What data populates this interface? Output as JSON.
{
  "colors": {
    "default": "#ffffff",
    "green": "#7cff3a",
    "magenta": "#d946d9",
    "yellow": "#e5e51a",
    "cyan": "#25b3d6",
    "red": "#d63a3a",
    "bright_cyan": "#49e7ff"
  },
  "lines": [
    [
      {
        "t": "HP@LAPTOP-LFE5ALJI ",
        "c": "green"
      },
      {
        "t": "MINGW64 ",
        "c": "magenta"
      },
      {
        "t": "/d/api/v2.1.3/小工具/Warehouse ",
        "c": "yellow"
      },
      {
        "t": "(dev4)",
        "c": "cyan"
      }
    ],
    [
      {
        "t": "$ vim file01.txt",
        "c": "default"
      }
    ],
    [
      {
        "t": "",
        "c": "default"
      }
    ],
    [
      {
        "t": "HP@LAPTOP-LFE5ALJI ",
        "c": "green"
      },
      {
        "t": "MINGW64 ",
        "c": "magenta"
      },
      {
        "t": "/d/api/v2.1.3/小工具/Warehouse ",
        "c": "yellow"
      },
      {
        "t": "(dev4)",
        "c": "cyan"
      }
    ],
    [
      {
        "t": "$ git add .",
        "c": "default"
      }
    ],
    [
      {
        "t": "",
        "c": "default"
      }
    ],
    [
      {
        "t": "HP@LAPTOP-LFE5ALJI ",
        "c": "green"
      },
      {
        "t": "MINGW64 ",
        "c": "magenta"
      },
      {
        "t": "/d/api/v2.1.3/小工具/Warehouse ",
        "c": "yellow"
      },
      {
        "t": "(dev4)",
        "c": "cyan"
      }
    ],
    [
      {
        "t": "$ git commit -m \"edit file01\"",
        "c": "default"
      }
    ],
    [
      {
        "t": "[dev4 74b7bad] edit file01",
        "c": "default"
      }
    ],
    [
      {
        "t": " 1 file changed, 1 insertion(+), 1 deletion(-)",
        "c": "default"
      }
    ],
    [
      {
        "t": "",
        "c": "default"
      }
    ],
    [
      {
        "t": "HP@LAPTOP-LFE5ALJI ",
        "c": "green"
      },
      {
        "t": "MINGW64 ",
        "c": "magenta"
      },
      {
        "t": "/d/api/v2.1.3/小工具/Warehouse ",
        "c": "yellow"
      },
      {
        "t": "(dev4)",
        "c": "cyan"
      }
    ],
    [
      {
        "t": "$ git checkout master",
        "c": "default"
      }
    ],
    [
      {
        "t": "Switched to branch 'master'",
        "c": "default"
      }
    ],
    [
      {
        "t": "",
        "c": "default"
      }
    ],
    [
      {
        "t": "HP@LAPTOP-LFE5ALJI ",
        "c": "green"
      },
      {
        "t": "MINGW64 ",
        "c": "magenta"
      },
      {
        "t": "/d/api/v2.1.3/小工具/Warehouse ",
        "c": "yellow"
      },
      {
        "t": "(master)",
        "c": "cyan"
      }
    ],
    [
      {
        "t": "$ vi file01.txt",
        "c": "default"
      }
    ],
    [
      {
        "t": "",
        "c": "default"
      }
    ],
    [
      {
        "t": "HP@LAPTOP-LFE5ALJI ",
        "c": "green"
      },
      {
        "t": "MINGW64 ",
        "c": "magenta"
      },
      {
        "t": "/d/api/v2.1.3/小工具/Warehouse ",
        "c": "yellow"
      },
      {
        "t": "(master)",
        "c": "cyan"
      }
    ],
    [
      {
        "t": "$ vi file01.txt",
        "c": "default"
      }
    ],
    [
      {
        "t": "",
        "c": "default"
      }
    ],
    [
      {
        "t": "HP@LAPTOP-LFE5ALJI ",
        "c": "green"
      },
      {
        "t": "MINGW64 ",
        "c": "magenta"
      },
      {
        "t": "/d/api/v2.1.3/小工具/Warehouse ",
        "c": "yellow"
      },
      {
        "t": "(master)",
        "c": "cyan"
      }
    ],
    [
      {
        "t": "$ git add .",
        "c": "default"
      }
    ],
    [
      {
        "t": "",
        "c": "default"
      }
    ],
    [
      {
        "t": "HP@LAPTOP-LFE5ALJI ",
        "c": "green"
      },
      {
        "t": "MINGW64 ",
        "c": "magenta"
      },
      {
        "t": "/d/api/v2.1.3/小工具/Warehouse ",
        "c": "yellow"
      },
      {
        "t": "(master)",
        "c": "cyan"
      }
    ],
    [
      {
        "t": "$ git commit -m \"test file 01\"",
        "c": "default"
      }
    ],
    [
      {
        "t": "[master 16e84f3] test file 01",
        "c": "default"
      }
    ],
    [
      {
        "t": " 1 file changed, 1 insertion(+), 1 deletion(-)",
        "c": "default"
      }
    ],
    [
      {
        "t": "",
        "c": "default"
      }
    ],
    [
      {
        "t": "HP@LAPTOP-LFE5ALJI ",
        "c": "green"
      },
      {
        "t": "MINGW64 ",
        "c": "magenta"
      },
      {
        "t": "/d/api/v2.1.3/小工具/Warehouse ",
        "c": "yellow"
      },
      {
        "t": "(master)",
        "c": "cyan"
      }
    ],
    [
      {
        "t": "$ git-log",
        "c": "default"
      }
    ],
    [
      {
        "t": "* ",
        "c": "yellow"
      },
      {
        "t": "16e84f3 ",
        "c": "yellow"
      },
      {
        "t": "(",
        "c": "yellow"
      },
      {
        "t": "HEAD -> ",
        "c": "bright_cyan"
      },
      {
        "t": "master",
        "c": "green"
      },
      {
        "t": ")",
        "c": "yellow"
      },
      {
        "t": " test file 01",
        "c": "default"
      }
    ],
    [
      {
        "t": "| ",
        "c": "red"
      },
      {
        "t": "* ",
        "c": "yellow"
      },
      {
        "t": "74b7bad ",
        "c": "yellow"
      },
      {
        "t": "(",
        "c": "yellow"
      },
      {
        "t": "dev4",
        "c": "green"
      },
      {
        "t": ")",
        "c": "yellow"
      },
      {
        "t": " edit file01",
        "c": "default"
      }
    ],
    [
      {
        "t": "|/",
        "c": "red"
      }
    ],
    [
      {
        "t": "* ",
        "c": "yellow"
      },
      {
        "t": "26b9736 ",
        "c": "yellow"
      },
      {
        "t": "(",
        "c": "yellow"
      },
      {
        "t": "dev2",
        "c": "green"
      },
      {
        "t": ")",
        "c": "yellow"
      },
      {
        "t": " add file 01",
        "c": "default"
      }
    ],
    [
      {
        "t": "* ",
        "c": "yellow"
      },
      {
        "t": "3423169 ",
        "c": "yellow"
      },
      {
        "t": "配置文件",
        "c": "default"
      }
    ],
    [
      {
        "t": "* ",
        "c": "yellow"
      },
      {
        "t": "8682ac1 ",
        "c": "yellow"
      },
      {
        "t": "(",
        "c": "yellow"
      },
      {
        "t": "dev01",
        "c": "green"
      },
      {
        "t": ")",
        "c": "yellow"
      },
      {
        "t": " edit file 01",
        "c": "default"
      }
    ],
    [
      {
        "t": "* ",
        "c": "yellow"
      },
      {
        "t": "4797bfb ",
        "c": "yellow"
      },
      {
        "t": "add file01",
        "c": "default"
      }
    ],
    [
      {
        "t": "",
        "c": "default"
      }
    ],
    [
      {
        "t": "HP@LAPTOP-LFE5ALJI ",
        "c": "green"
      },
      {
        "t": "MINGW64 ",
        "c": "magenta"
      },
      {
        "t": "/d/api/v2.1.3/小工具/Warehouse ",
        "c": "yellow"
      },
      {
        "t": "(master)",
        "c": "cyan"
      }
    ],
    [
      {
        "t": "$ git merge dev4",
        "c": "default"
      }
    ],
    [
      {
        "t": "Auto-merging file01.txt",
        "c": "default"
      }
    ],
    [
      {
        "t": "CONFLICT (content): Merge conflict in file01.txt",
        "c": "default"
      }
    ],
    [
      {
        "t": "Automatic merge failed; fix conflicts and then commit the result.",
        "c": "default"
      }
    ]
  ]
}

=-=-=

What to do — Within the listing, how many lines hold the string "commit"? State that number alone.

Completed task — 3